There's some good stuff in there - and in this photo of a dog kennel you can see that there ISN'T a solid barrier between the dog's runs, the runs do appear to be in the back of a building - so there isn't a clear view for the kennel owner on a constant basis - so these are some things that a prospective customer could check out before they left their dog with the kennel.
It's obviously a very clean, nice place - but maybe not all things have been thought through - and that's where regulations would come in handy.
Regulations like making sure that collars are taken OFF any dogs who go into mixed runs that are not going to monitored constantly. Making sure that there ARE solid barriers between kennel runs - so that freak accidents like this don't happen again.
That makes common sense - and I don't see how any boarding kennel, in home doggy day care, institutional type doggy day care, pet store, grooming salon, breeder, or puppy mill could disagree with having formal regulations in place.
For a great article on why choke chains make really lousy training devices for your dog - check out Silvia Jay's blog post on her "Mindful Leadership" blog
Here's the article from South Shore Now - but you should also click on the link to read the comments, and add your own if you like
Family calls for regulations after pet dies at kennel
by Keith Corcoran
This lab, named Boss, died at a South Shore kennel.
COUNTY - An Italy Cross family mourning the loss of a beloved pet is calling for regulations to govern the way kennels in Nova Scotia are operated.
Their dog, named Boss, recently died in the care of a South Shore boarding facility and the family questions the story they were given about the cause of death. Krum Dochev, 20, speaking on behalf of his family, said they've incurred the costs of an autopsy, cremation and the legwork to track down the real story.

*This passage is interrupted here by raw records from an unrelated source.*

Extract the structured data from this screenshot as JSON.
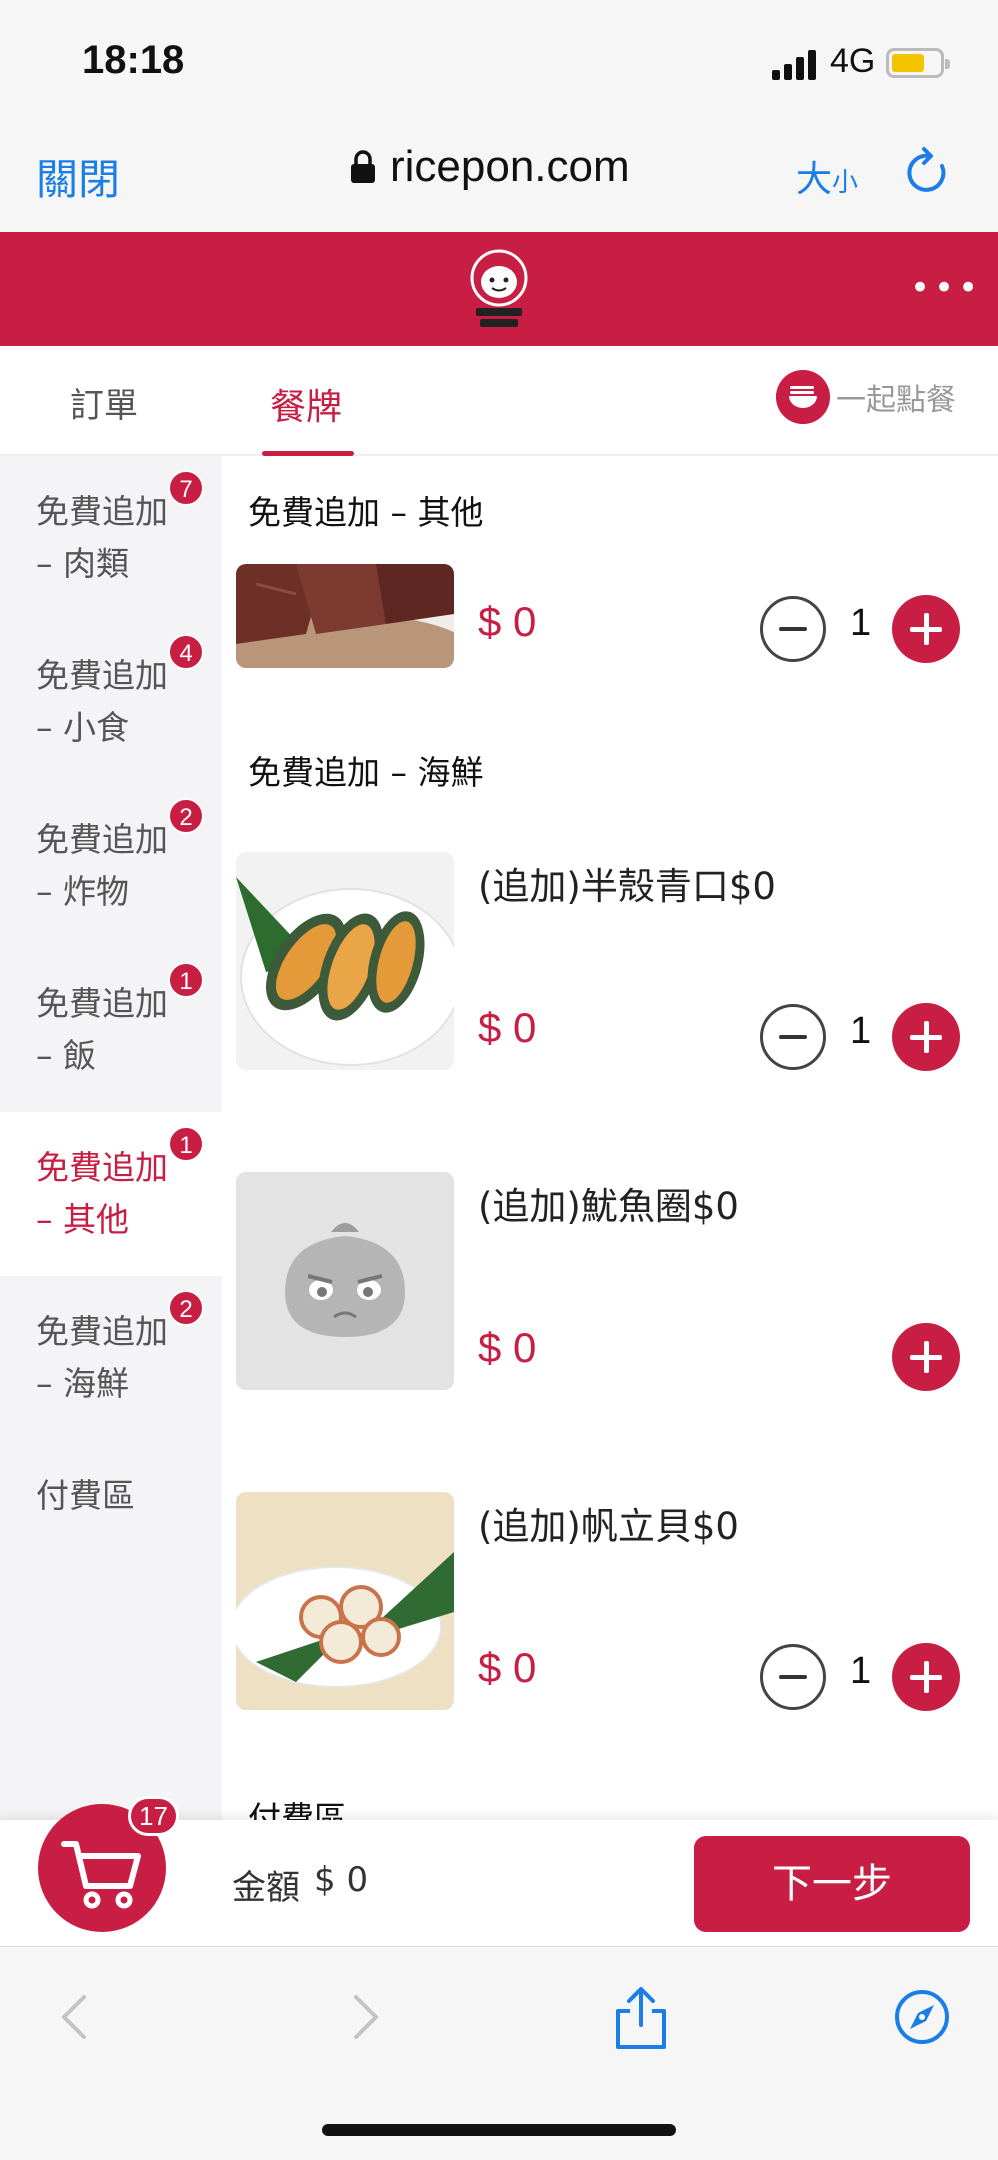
{
  "status_bar": {
    "time": "18:18",
    "network": "4G"
  },
  "browser": {
    "close_label": "關閉",
    "url": "ricepon.com",
    "size_label_big": "大",
    "size_label_small": "小"
  },
  "tabs": {
    "order": "訂單",
    "menu": "餐牌",
    "together": "一起點餐"
  },
  "sidebar": {
    "items": [
      {
        "line1": "免費追加",
        "line2": "– 肉類",
        "badge": "7"
      },
      {
        "line1": "免費追加",
        "line2": "– 小食",
        "badge": "4"
      },
      {
        "line1": "免費追加",
        "line2": "– 炸物",
        "badge": "2"
      },
      {
        "line1": "免費追加",
        "line2": "– 飯",
        "badge": "1"
      },
      {
        "line1": "免費追加",
        "line2": "– 其他",
        "badge": "1"
      },
      {
        "line1": "免費追加",
        "line2": "– 海鮮",
        "badge": "2"
      },
      {
        "line1": "付費區",
        "line2": "",
        "badge": ""
      }
    ]
  },
  "main": {
    "sections": [
      {
        "title": "免費追加 – 其他"
      },
      {
        "title": "免費追加 – 海鮮"
      },
      {
        "title": "付費區"
      }
    ],
    "items": [
      {
        "name": "",
        "price": "$ 0",
        "qty": "1"
      },
      {
        "name": "(追加)半殼青口$0",
        "price": "$ 0",
        "qty": "1"
      },
      {
        "name": "(追加)魷魚圈$0",
        "price": "$ 0",
        "qty": ""
      },
      {
        "name": "(追加)帆立貝$0",
        "price": "$ 0",
        "qty": "1"
      }
    ]
  },
  "order_bar": {
    "cart_count": "17",
    "amount_label": "金額",
    "amount_value": "$ 0",
    "next_label": "下一步"
  },
  "colors": {
    "brand": "#c81e44",
    "link": "#1a7ee6"
  }
}
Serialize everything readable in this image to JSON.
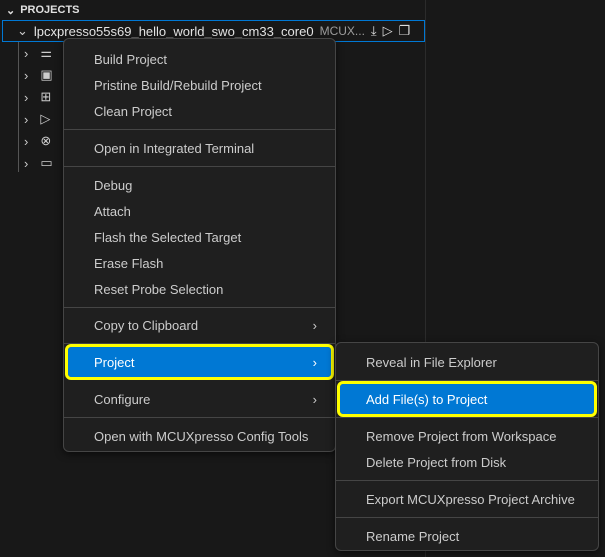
{
  "header": {
    "title": "PROJECTS"
  },
  "project": {
    "name": "lpcxpresso55s69_hello_world_swo_cm33_core0",
    "description": "MCUX...",
    "actions": [
      "download-icon",
      "run-icon",
      "copy-icon"
    ]
  },
  "tree_icons": [
    "settings-sliders-icon",
    "schematic-icon",
    "extensions-icon",
    "debug-icon",
    "link-icon",
    "folder-icon"
  ],
  "menu": {
    "items": [
      "Build Project",
      "Pristine Build/Rebuild Project",
      "Clean Project",
      "Open in Integrated Terminal",
      "Debug",
      "Attach",
      "Flash the Selected Target",
      "Erase Flash",
      "Reset Probe Selection",
      "Copy to Clipboard",
      "Project",
      "Configure",
      "Open with MCUXpresso Config Tools"
    ]
  },
  "submenu": {
    "items": [
      "Reveal in File Explorer",
      "Add File(s) to Project",
      "Remove Project from Workspace",
      "Delete Project from Disk",
      "Export MCUXpresso Project Archive",
      "Rename Project"
    ]
  },
  "colors": {
    "highlight": "#0078d4",
    "callout": "#ffff00"
  }
}
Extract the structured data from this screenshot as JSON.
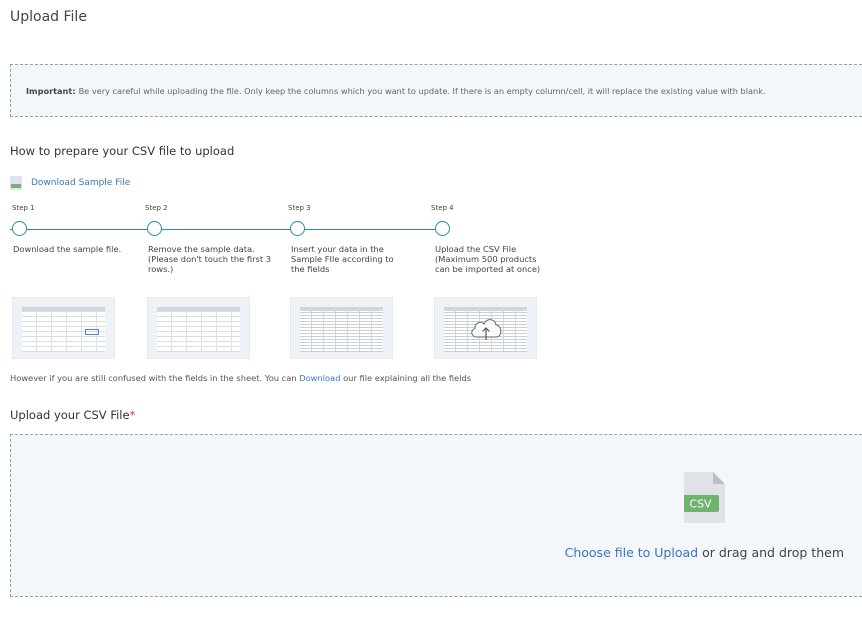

"We're not happy with the answers we have received and something that's come as a complete shock to us is that there's absolutely no regulatory body for kennels," Mr. Dochev said in a recent phone interview. "There's the SPCA but they only deal with cruelty and not industry standards, in general."
While they have the time and money to devote to the matter, Mr. Dochev said many others in similar circumstances don't, such as seniors on fixed incomes.
"We've had to mourn for a loved member of the family and play the role of investigators at the same time," he said, adding his point in contacting this newspaper wasn't about a vendetta against the kennel.
The facility operators explained to the family that a boxer's hind leg got caught in Boss' chain leash and the pulling caused Boss to strangle to death.
There were no indications of a struggle between the two 80-pound dogs, Mr. Dochev said and the kennel operators were both less than forthcoming with information and too hasty in its offer to pay for Boss' cremation.
He suggested there were "inconsistencies" with the kennel's story and said he figures Boss' chain got snarled in a fence, causing strangulation thereby making the kennel negligent in the care of the dog.
"I'm not saying that most kennel owners aren't good and honest people but at the same time they're businesses and if there isn't a law telling you, you have to do this, well, it's natural that people are going to cut corners. It's human nature."
Kristin Williams, executive director of Nova Scotia's SPCA, confirms there's no current provincial legislation that specifically addresses kennels through a regulatory system.
"However, the SPCA is mandated through provincial animal welfare legislation to inspect environments where animals are kept, inclusive of kennels," she said. "When we do an inspection, we review the standards of care."
She said there are two active investigations in relation to complaints about kennels but she wouldn't say if one of those was lodged by a Lunenburg County family.
In addition to contacting the SPCA, anyone in similar circumstances could contact police if they felt there was wrongdoing, she indicated.
A lobby for tighter controls would have to come from the public but the SPCA could play a role. Ms Williams supports the idea of provincial or municipal rules governing kennels, pet stores and breeders.
"There's currently no licencing that's mandatory across the province and arguably that would be a good balance and check."